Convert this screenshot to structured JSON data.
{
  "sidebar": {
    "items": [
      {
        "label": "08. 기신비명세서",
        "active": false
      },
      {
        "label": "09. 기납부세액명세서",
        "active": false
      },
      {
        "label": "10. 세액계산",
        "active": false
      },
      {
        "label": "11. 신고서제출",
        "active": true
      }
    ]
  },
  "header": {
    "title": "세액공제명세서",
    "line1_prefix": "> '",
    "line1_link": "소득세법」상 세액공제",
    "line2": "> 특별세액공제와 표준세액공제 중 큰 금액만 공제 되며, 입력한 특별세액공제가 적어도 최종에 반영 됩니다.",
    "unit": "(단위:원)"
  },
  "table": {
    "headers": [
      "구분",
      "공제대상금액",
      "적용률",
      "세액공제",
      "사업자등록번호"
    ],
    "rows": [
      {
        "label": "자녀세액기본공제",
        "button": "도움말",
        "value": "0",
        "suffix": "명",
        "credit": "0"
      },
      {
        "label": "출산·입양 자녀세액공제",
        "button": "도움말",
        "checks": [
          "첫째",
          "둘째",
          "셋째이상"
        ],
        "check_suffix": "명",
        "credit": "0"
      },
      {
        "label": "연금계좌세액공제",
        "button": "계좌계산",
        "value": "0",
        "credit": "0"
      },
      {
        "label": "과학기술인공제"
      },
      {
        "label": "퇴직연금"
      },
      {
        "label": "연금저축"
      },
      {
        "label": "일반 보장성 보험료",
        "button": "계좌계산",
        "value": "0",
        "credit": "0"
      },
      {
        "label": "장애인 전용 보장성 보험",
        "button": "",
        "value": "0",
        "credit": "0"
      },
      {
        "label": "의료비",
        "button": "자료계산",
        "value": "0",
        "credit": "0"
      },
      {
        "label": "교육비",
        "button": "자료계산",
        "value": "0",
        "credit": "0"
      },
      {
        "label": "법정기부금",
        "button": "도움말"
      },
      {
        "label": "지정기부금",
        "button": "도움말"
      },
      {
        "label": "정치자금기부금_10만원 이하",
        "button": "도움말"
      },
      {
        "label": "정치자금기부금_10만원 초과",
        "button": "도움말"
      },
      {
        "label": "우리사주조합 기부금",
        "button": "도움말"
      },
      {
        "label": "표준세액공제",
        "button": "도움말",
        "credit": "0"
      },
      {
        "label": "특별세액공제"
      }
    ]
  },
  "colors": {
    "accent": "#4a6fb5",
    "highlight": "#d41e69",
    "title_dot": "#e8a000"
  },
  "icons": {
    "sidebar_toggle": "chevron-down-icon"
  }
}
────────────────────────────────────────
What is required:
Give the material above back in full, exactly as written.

Answer to the problem:
Convert this screenshot to structured JSON data.
{
  "sidebar": {
    "items": [
      {
        "label": "08. 기신비명세서",
        "active": false
      },
      {
        "label": "09. 기납부세액명세서",
        "active": false
      },
      {
        "label": "10. 세액계산",
        "active": false
      },
      {
        "label": "11. 신고서제출",
        "active": true
      }
    ]
  },
  "header": {
    "title": "세액공제명세서",
    "line1_prefix": "> '",
    "line1_link": "소득세법」상 세액공제",
    "line2": "> 특별세액공제와 표준세액공제 중 큰 금액만 공제 되며, 입력한 특별세액공제가 적어도 최종에 반영 됩니다.",
    "unit": "(단위:원)"
  },
  "table": {
    "headers": [
      "구분",
      "공제대상금액",
      "적용률",
      "세액공제",
      "사업자등록번호"
    ],
    "rows": [
      {
        "label": "자녀세액기본공제",
        "button": "도움말",
        "value": "0",
        "suffix": "명",
        "credit": "0"
      },
      {
        "label": "출산·입양 자녀세액공제",
        "button": "도움말",
        "checks": [
          "첫째",
          "둘째",
          "셋째이상"
        ],
        "check_suffix": "명",
        "credit": "0"
      },
      {
        "label": "연금계좌세액공제",
        "button": "계좌계산",
        "value": "0",
        "credit": "0"
      },
      {
        "label": "과학기술인공제"
      },
      {
        "label": "퇴직연금"
      },
      {
        "label": "연금저축"
      },
      {
        "label": "일반 보장성 보험료",
        "button": "계좌계산",
        "value": "0",
        "credit": "0"
      },
      {
        "label": "장애인 전용 보장성 보험",
        "button": "",
        "value": "0",
        "credit": "0"
      },
      {
        "label": "의료비",
        "button": "자료계산",
        "value": "0",
        "credit": "0"
      },
      {
        "label": "교육비",
        "button": "자료계산",
        "value": "0",
        "credit": "0"
      },
      {
        "label": "법정기부금",
        "button": "도움말"
      },
      {
        "label": "지정기부금",
        "button": "도움말"
      },
      {
        "label": "정치자금기부금_10만원 이하",
        "button": "도움말"
      },
      {
        "label": "정치자금기부금_10만원 초과",
        "button": "도움말"
      },
      {
        "label": "우리사주조합 기부금",
        "button": "도움말"
      },
      {
        "label": "표준세액공제",
        "button": "도움말",
        "credit": "0"
      },
      {
        "label": "특별세액공제"
      }
    ]
  },
  "colors": {
    "accent": "#4a6fb5",
    "highlight": "#d41e69",
    "title_dot": "#e8a000"
  },
  "icons": {
    "sidebar_toggle": "chevron-down-icon"
  }
}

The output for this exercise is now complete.